We’ve been hearing lots about body positivity lately—the idea that everyone should have a positive view of her body, regardless of societal expectations, media or cultural influences. It sounds dreamy, right? After all, we all want to love our physical appearance.
The thing is, very few of us actually do. Eighty-nine percent of women say they want to lose weight, while studies indicate a growing dissatisfaction in physical self-approval among men, too. With this in mind, it’s not surprising that more and more people are drawn to body-positive brands—those clothing labels and retailers that emphasize self-love.
At its core, being body positive is loving yourself, accepting your self-perceived flaws and spreading principles of positivity to others. But how do you do that? One way is to wear body-positive clothing. Clothes that help you look and feel your best work to squash those oppressive, self-critical thoughts. And, bonus, you’re also contributing to a broader social movement that could have a significant, lasting impact.
Think of it like this: When you support body-positive brands, you’re supporting a body-positive economy, media and advertising landscape well into the future.
Body Image and Mental Health
Body image is very closely entwined with mental health. In fact, according to the Mental Health Foundation (MHF), reactions to a poor body self-image can trigger anxiety, self-disgust and even suicidal thoughts. Shockingly, as many as 10 percent of women have deliberately hurt themselves due to a poor body image. Interestingly, negative physical self-perception doesn’t discriminate. It affects people of all genders, races, ages and sexual identities.
So we know that body positivity in the fashion world is one super-effective way to help combat these massive cultural issues. But what, exactly, does it take for a clothing label to be a body-positive brand? Let’s take a deeper dive to find out.
6 Traits of Body-Positive Brands
Help you feel good about your body
Fundamentally, any brand or retailer can be considered body positive if it makes clothing that supports self-love. The idea is to step into a piece of clothing and feel wholly confident and empowered, not restricted or rejected. This means finding clothes that fit, flatter and cater to your unique sense of style. It also means feeling welcome and accepted in a retail location.
Don’t airbrush or falsely manipulate model images
Airbrushing and retouching models is so passé. The problem is that it sets up unrealistic expectations, and encourages people to strive for an impossible bar. If not even the most beautiful models in the world are good enough without retouching, is anyone? Several of the big players in the fashion game refuse to airbrush, so thankfully, this is becoming more the norm.

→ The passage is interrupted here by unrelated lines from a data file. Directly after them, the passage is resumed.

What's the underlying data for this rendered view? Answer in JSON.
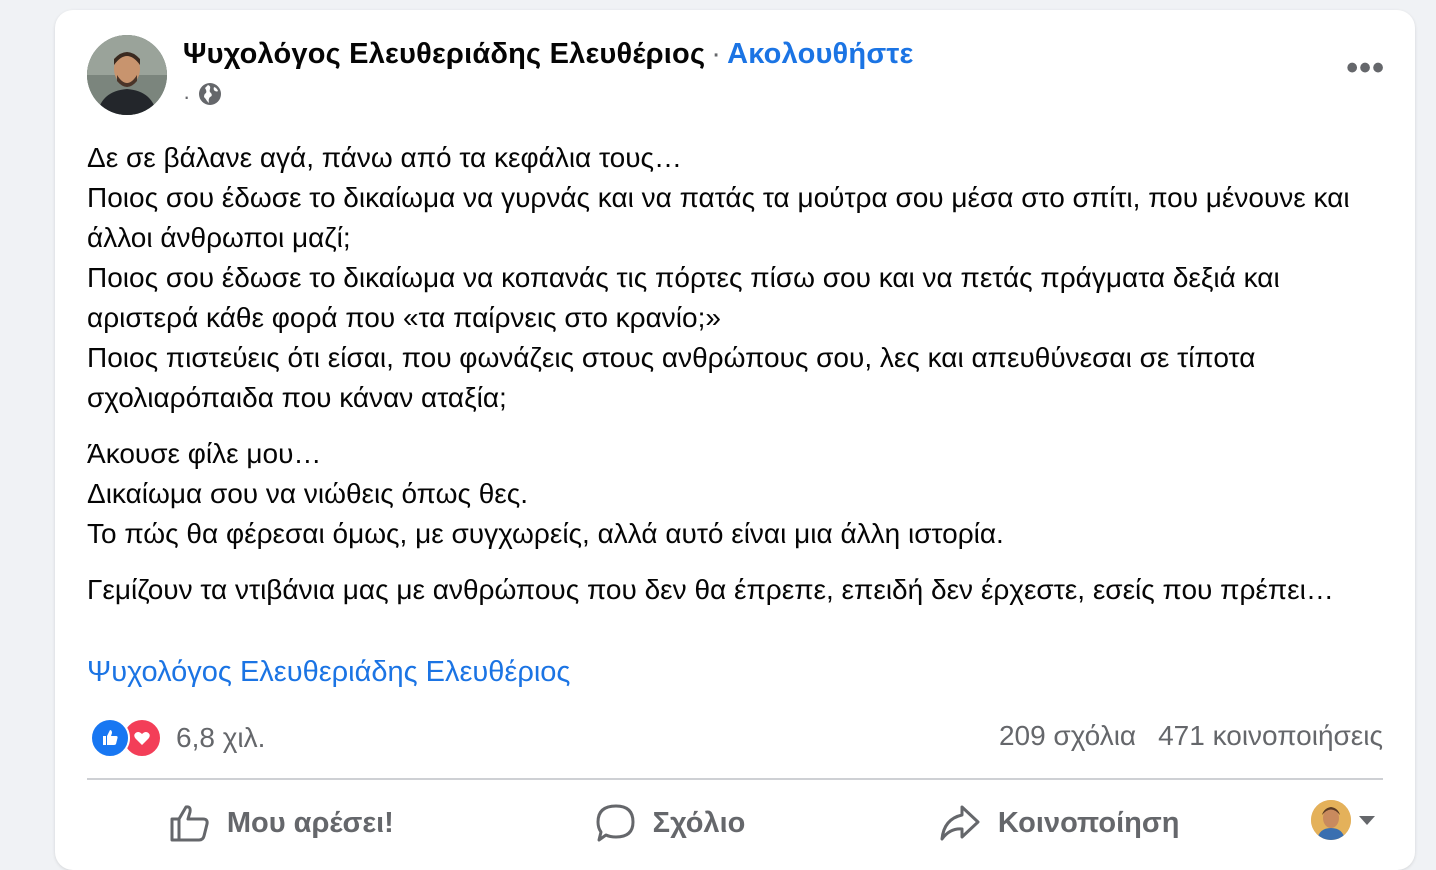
{
  "post": {
    "author": "Ψυχολόγος Ελευθεριάδης Ελευθέριος",
    "separator": "·",
    "follow_label": "Ακολουθήστε",
    "meta_separator": "·",
    "audience_icon": "globe-icon",
    "more_label": "•••",
    "paragraphs": [
      [
        "Δε σε βάλανε αγά, πάνω από τα κεφάλια τους…",
        "Ποιος σου έδωσε το δικαίωμα να γυρνάς και να πατάς τα μούτρα σου μέσα στο σπίτι, που μένουνε και άλλοι άνθρωποι μαζί;",
        "Ποιος σου έδωσε το δικαίωμα να κοπανάς τις πόρτες πίσω σου και να πετάς πράγματα δεξιά και αριστερά κάθε φορά που «τα παίρνεις στο κρανίο;»",
        "Ποιος πιστεύεις ότι είσαι, που φωνάζεις στους ανθρώπους σου, λες και απευθύνεσαι σε τίποτα σχολιαρόπαιδα που κάναν αταξία;"
      ],
      [
        "Άκουσε φίλε μου…",
        "Δικαίωμα σου να νιώθεις όπως θες.",
        "Το πώς θα φέρεσαι όμως, με συγχωρείς, αλλά αυτό είναι μια άλλη ιστορία."
      ],
      [
        "Γεμίζουν τα ντιβάνια μας με ανθρώπους που δεν θα έπρεπε, επειδή δεν έρχεστε, εσείς που πρέπει…"
      ]
    ],
    "tagline": "Ψυχολόγος Ελευθεριάδης Ελευθέριος"
  },
  "stats": {
    "reactions_count": "6,8 χιλ.",
    "comments": "209 σχόλια",
    "shares": "471 κοινοποιήσεις",
    "reaction_icons": [
      "like-icon",
      "love-icon"
    ],
    "colors": {
      "like": "#1877f2",
      "love": "#f33e58"
    }
  },
  "actions": {
    "like": "Μου αρέσει!",
    "comment": "Σχόλιο",
    "share": "Κοινοποίηση"
  },
  "colors": {
    "link": "#1b74e4",
    "muted": "#65676b",
    "background": "#f0f2f5"
  }
}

To be size-inclusive means to treat every single body differently. Fashion brands can do this by including the full gamut of body types—short, tall, round, thin, curvy—in their advertising, in their workforce and in their sizing options. It means showing models of different body types in their apparel to help widen the now-narrow definition of beauty.
Don’t use vanity sizing

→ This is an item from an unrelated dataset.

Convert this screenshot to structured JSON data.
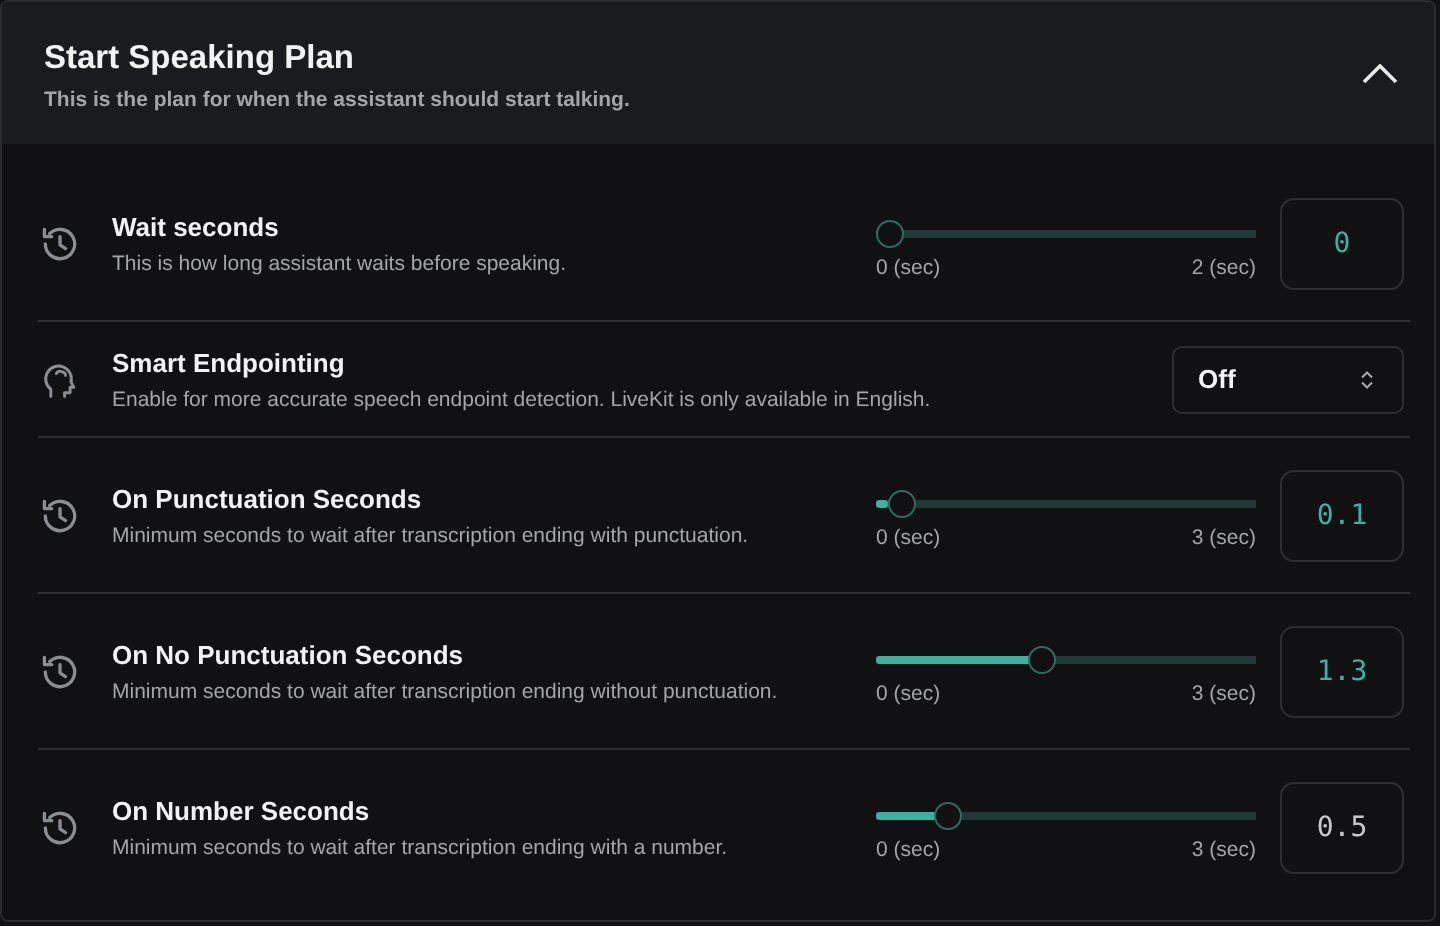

Also known as size inflation, vanity sizing is the phenomenon of brands producing physically bigger clothing at smaller sizes. For example, a vanity size 2 might be a “real” size 6.
Vanity sizing is not body positive because it supports the idea that smaller sizes are somehow better. It’s also insulting to the intelligence. We’ve been dressing ourselves our whole lives, so don’t think we don’t notice when a brand tries to trick us into flattery!
Include a variety of styles for all figures
One of the things that forward-thinking clothing brands live into today is that body type does not dictate what type of clothes you like to wear. Said differently, people of all body types like all kinds of clothing. Yes, plus-sized women rock crop tops and bodycons. Yes, skinny women slay in thong bikinis and low-cut tops.
Body-positive brands produce clothing in all kinds of sizes, but also in all kinds of styles for those sizes. Size and shape should not be barriers to taste or self-expression.
Feature women of different body types
Body-positive brands aren’t exclusively focused on plus-size wear. It’s more about being adaptive, with apparel that’s specifically designed for people with physical disabilities or the elderly—as well as clothing made for tall people, short people, skinny people, pregnant people and, yep, even models.
These brands show individuals of all shapes, sizes, skin tones and abilities wearing their clothing in their advertising, on their websites and on social media.
How to Find Body-Positive Brands
Not long ago, options
for plus size clothing were few
and far between. Women had to go to specialty stores with limited selections,
many of which catered to a specific, and very narrow, style profile. Today,
there are tons of major retailers and clothing brands accommodating a wide
variety of sizes, silhouettes and styles. In addition to looking out for brands
that exhibit some of the aforementioned characteristics, you can find
body-positive brands on social media, through body-positive bloggers and by
doing a bit of research online.
Why It Matters
We all want to feel fabulous, sexy and properly fitted in whatever we’re wearing, but body positivity is about so much more. It’s about shaking up the status quo, so that men and women of future generations don’t struggle to meet impossible standards—which can lead to a negative overall self-image, anxiety and depression.
As long as you prioritize shopping at retailers that exhibit at least some of the above body-positivity principles, you can feel good about the societal impacts of what you’re wearing.